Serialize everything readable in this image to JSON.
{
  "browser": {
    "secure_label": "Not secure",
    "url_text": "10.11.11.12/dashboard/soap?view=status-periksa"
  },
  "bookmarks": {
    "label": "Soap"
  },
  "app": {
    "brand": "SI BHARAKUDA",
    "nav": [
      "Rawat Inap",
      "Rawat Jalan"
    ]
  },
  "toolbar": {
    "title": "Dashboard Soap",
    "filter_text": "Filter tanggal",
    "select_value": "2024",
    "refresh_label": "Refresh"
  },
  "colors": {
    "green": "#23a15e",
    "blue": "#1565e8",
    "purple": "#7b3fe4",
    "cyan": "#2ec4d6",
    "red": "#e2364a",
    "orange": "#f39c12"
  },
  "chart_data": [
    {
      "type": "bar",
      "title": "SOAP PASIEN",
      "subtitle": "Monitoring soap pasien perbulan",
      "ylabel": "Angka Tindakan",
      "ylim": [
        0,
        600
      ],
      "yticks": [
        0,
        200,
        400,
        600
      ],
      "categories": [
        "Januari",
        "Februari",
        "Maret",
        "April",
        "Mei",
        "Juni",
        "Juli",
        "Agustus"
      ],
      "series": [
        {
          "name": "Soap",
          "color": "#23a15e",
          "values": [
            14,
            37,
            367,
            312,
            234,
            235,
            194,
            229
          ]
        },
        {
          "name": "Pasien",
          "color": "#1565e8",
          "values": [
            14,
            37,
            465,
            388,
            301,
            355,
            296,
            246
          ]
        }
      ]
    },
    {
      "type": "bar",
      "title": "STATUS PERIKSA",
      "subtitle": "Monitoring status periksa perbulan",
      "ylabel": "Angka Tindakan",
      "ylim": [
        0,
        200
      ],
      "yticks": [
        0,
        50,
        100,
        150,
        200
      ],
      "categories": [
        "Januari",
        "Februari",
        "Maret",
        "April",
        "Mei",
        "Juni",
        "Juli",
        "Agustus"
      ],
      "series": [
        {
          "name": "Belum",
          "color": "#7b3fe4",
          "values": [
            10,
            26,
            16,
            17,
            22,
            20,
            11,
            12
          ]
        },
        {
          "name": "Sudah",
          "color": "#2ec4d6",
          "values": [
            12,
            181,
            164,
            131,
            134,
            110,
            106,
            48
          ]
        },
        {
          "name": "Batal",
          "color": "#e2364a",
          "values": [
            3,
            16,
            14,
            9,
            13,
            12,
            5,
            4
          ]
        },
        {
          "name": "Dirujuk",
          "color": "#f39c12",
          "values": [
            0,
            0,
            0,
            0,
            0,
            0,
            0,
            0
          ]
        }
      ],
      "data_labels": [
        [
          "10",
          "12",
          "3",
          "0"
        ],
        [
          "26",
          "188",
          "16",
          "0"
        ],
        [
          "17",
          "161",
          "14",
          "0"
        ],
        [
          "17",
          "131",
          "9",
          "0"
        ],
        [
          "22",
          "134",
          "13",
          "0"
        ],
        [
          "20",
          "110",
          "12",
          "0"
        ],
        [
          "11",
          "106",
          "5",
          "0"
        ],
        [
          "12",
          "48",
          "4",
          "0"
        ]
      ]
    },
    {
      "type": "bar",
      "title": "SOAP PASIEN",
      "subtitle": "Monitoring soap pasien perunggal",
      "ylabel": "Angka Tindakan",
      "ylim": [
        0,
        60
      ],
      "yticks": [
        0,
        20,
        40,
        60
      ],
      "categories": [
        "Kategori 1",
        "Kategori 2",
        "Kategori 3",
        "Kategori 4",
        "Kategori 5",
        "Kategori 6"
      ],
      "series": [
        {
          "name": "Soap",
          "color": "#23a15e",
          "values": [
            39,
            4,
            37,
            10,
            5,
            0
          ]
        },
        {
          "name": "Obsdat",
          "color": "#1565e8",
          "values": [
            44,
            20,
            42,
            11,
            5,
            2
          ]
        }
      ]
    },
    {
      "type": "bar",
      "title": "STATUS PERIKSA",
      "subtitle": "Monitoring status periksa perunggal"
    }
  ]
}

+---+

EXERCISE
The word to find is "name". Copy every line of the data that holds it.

OUTPUT
          "name": "Soap",
          "name": "Pasien",
          "name": "Belum",
          "name": "Sudah",
          "name": "Batal",
          "name": "Dirujuk",
          "name": "Soap",
          "name": "Obsdat",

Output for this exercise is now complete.